RECORD EXTRACTS =>

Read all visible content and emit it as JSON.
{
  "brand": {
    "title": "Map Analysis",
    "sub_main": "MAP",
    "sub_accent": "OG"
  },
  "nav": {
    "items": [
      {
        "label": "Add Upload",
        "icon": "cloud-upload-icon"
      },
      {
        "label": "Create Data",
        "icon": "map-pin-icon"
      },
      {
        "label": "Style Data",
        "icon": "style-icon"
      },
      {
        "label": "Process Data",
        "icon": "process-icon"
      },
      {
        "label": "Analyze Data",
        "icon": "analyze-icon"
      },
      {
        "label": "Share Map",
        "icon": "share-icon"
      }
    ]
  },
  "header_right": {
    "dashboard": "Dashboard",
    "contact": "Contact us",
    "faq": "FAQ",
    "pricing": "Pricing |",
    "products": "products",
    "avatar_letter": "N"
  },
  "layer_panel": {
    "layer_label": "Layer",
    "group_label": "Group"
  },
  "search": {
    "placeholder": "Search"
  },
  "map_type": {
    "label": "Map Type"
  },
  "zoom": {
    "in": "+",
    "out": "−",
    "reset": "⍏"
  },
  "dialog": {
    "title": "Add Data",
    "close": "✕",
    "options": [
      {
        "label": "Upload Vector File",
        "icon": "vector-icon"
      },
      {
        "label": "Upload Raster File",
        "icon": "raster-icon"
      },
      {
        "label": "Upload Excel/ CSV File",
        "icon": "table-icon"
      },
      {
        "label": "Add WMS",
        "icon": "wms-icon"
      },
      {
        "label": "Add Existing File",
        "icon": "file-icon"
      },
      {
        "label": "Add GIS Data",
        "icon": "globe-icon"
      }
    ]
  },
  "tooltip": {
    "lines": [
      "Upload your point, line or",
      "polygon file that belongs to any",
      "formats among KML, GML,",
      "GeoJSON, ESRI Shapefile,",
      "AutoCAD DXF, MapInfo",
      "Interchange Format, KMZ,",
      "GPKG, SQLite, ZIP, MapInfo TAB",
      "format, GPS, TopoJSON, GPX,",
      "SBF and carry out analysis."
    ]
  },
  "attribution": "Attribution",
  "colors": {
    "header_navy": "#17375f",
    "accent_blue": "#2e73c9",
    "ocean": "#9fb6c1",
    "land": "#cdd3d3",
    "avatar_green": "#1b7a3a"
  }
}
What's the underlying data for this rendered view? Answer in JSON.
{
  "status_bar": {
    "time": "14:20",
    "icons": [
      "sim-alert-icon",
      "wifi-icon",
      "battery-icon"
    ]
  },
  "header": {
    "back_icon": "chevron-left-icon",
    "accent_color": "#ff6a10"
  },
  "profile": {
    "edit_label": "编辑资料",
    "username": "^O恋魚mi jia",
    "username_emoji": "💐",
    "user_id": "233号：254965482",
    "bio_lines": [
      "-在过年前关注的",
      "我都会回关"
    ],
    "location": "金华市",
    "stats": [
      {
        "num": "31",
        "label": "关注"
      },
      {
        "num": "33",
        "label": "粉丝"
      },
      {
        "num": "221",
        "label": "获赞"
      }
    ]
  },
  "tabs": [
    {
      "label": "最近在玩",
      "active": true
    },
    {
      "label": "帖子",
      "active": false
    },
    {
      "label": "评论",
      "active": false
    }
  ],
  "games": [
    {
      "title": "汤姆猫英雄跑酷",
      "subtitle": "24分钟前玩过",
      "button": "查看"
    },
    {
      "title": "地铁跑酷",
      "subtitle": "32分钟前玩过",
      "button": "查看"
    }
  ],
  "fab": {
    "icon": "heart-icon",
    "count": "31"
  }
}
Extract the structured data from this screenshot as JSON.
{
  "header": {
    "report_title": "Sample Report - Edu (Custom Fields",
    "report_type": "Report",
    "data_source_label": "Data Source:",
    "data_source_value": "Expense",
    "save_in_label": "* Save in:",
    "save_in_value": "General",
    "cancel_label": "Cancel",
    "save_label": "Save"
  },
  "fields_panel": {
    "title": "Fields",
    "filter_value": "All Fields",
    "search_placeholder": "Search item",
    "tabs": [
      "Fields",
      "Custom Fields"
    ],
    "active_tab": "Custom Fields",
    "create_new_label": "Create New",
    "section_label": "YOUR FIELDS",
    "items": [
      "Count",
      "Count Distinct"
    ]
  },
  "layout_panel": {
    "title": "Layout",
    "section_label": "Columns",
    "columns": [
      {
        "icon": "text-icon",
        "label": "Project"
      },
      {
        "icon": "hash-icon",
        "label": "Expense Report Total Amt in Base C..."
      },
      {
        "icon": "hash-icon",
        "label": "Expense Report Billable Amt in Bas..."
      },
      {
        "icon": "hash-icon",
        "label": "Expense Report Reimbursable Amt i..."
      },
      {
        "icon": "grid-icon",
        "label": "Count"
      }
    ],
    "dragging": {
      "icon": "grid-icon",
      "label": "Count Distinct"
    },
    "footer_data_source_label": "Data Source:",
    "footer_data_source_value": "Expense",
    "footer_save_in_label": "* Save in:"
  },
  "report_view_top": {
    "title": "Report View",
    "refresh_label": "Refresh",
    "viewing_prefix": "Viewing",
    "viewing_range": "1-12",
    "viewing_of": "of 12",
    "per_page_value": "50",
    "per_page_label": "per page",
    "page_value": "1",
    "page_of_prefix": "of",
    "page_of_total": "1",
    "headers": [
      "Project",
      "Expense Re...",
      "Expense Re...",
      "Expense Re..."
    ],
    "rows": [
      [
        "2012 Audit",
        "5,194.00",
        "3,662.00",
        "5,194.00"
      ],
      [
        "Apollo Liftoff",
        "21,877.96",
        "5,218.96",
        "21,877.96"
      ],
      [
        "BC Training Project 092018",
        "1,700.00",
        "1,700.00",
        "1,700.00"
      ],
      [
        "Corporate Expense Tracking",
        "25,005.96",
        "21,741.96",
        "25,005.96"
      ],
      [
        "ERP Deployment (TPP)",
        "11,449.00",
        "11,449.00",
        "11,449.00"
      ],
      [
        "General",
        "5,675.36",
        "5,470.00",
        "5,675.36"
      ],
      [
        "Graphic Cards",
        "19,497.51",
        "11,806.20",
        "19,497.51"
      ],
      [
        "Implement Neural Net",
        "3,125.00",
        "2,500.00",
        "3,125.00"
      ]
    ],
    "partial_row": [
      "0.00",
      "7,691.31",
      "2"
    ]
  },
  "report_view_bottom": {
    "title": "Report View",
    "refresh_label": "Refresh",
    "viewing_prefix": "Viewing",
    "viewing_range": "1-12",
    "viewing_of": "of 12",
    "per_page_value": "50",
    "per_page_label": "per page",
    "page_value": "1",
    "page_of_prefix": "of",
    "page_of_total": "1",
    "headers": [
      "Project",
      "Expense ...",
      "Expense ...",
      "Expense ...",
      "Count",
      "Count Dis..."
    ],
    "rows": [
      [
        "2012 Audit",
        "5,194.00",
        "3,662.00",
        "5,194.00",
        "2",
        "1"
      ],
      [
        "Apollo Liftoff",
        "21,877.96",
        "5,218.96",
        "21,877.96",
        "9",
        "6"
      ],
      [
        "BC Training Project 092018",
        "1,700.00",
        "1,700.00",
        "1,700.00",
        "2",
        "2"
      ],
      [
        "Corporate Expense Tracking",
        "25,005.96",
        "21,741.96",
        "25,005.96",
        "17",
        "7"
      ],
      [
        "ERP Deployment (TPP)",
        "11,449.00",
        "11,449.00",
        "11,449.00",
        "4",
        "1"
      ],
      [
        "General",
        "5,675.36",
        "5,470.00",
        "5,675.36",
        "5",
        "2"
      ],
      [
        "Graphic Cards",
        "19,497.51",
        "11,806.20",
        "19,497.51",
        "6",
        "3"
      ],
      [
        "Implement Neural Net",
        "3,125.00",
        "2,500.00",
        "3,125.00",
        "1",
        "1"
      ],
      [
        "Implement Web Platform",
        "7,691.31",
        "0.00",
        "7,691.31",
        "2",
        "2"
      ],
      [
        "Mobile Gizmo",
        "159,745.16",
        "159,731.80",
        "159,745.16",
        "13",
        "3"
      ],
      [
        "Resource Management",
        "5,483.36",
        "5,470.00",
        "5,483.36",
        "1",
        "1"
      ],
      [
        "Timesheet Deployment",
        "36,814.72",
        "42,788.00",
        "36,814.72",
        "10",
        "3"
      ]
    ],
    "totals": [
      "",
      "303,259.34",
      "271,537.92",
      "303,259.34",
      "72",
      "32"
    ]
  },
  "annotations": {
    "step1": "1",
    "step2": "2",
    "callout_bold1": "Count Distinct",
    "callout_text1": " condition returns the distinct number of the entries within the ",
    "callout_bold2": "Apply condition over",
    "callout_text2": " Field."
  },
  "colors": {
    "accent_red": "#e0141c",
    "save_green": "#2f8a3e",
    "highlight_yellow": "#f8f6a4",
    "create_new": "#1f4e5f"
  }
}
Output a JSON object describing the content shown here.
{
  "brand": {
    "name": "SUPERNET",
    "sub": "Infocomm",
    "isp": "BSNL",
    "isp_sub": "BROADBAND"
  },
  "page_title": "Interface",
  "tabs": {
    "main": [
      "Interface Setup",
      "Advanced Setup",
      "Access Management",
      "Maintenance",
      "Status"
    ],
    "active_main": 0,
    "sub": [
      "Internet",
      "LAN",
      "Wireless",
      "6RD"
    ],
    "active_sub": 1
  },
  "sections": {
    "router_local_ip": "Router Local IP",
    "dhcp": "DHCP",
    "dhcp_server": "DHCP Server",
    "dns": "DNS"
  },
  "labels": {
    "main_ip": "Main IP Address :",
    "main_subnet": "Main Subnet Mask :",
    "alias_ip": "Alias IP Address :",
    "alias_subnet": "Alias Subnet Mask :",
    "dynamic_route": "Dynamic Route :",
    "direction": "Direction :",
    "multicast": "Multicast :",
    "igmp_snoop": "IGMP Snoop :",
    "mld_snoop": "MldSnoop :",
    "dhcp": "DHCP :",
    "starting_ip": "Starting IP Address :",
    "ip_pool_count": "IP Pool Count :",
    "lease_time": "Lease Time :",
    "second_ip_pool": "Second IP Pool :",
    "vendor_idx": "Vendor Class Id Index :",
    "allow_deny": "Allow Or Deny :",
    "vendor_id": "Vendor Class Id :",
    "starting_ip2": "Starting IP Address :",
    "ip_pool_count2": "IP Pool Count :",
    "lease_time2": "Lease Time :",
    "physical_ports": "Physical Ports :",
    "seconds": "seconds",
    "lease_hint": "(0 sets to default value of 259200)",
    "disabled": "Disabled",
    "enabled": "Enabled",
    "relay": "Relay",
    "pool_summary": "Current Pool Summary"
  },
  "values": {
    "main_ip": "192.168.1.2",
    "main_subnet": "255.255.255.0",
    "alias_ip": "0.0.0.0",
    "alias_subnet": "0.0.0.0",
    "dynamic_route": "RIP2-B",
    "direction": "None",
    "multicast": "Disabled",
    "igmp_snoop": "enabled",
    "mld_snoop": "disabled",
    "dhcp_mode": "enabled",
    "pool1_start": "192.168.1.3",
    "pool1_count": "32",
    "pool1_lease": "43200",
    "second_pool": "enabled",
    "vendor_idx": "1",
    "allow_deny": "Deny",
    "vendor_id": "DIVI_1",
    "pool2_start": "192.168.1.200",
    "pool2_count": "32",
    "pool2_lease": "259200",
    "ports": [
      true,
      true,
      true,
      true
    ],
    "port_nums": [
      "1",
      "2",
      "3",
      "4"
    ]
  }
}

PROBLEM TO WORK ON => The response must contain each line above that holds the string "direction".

RESPONSE =>
    "direction": "Direction :",
    "direction": "None",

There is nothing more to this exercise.